When the woman walks away Derrick start his narration again as he moves the camera back and forth from the kiosk to the staffer standing at the front counter. “So they are trying to say foreigners are not permitted in the hospital,” he says. “This is what I expected them to say.”
The hospital staff comes back within a minute and continues to try to talk with the couple using gestures and her native language. Derrick asks the employee if they aren’t permitted in because they are foreigners, and the woman seems to gave an answer in Mandarin. He went on to explain that his wife is pregnant and they want an ultrasound.
The four-minute video seems to say that the employee, who continues gesturing and speaking mostly in Mandarin, is not understand much, or anything that Derrick is saying. She responds to this second interaction with the couple by going back inside to the front counter, and Derrick alsoresumes his narration.
“Foreigners are not allowed inside the hospital,” Derrick would say again as the hospital employee worker had a second meeting with colleagues. When she comes back to the kiosk the employee continue speaking in Mandarin as Derrick explains in English what they want. He went on to ask if there was anyone at the hospital who could speak English, at which point the worker seemed to reply in gestures that a call or something like that was being made. Derrick and Daisy eventually gives up and begin to walk away from the video as the video ends.
Once the video of Derrick and his wide went viral on social media platforms like Twitter, Chinese authorities looked for the couple and took them to a different medical facility. Derrick said the government officials also asked them to record a video in which they should say they were not mistreated, and blame the incident to a misunderstanding due to a language barrier, they even went to the extent of promising them groceries.
“They first asked me to take the video off the internet, which I told them i can do that becausee ’it has already circulated everywhere now. They then took us to another hospital and we got a free pregnancy scan,” Derrick said in another video about his experience with Chinese authorities. “After we received service at the hospital they asked me to thank the government and refuse what happened to us previously and just say it was a simple misunderstanding. I refused to deny that so they went on to edit the original video and shifted the the blame on me for not understanding what the nurse was telling me.”
Derrick says he and Daisy did not get any free shopping, claiming authorities took them to the mall and made the couple pay for their own items. Derrick refused the request from authorities to record another video.

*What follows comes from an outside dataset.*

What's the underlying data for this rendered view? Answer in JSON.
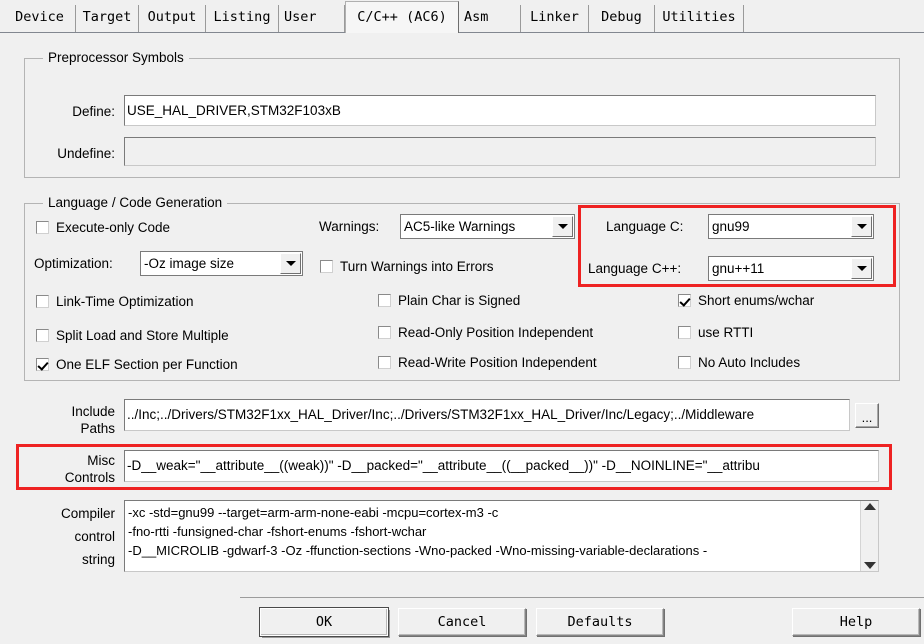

Meanwhile, the Chinese Embassy in Kenya circulated an edited version of Derrick’s video when the couple were seen leaving the hospital they never got into and this video now had captions translating the hospital worker’s Mandarin and it was saying the the worker was asking Daisy to remain at the kiosk until an English speaker arrived. The Chinese Embassy to Uganda posted to Twitter a propaganda video of African people shopping, saying foreigners can shop freely without being harrased. According to Derrick, the video the government posted was taken in Guangzhou, instead of Dongguan where he and Daisy stay. “So basically they just wanted tojustify themselves but at my expense then after charge me with sedition.”

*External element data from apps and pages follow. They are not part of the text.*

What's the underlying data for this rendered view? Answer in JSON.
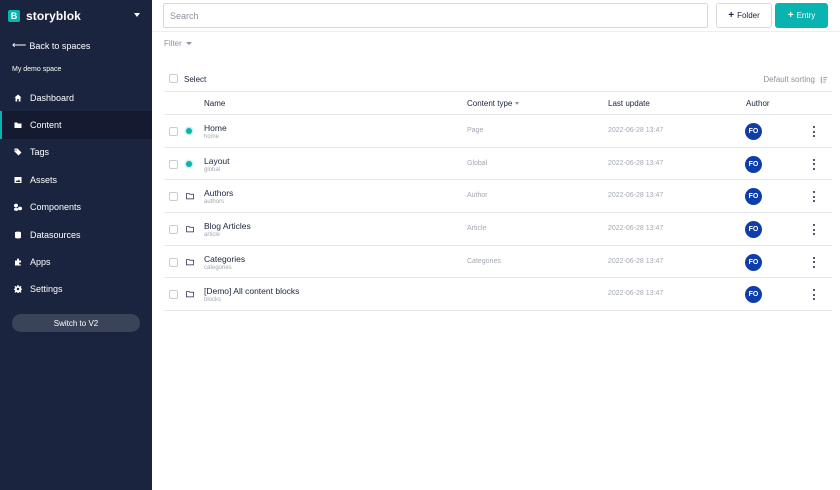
{
  "brand": {
    "logo_letter": "B",
    "name": "storyblok"
  },
  "sidebar": {
    "back_label": "Back to spaces",
    "space_name": "My demo space",
    "items": [
      {
        "label": "Dashboard",
        "icon": "home-icon"
      },
      {
        "label": "Content",
        "icon": "folder-icon",
        "active": true
      },
      {
        "label": "Tags",
        "icon": "tags-icon"
      },
      {
        "label": "Assets",
        "icon": "image-icon"
      },
      {
        "label": "Components",
        "icon": "components-icon"
      },
      {
        "label": "Datasources",
        "icon": "database-icon"
      },
      {
        "label": "Apps",
        "icon": "puzzle-icon"
      },
      {
        "label": "Settings",
        "icon": "gear-icon"
      }
    ],
    "switch_label": "Switch to V2"
  },
  "toolbar": {
    "search_placeholder": "Search",
    "folder_label": "Folder",
    "entry_label": "Entry"
  },
  "filter_label": "Filter",
  "list": {
    "select_label": "Select",
    "sort_label": "Default sorting",
    "columns": {
      "name": "Name",
      "content_type": "Content type",
      "last_update": "Last update",
      "author": "Author"
    },
    "rows": [
      {
        "name": "Home",
        "slug": "home",
        "content_type": "Page",
        "last_update": "2022-06-28 13:47",
        "author": "FO",
        "kind": "story"
      },
      {
        "name": "Layout",
        "slug": "global",
        "content_type": "Global",
        "last_update": "2022-06-28 13:47",
        "author": "FO",
        "kind": "story"
      },
      {
        "name": "Authors",
        "slug": "authors",
        "content_type": "Author",
        "last_update": "2022-06-28 13:47",
        "author": "FO",
        "kind": "folder"
      },
      {
        "name": "Blog Articles",
        "slug": "article",
        "content_type": "Article",
        "last_update": "2022-06-28 13:47",
        "author": "FO",
        "kind": "folder"
      },
      {
        "name": "Categories",
        "slug": "categories",
        "content_type": "Categories",
        "last_update": "2022-06-28 13:47",
        "author": "FO",
        "kind": "folder"
      },
      {
        "name": "[Demo] All content blocks",
        "slug": "blocks",
        "content_type": "",
        "last_update": "2022-06-28 13:47",
        "author": "FO",
        "kind": "folder"
      }
    ]
  },
  "colors": {
    "sidebar_bg": "#1b243f",
    "accent": "#09b3af",
    "avatar": "#0f3ea8"
  }
}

“China is attempting to reshape the world information environment with huge amount of money, funding paid-for advertorials, paid journalistic coverage and heavily massaged positive messages from boosters,” according to The Guardian. “While inside China the press is strongly controlled, abroad Beijing has decided to use the vulnerabilities of the free press to its advantage.”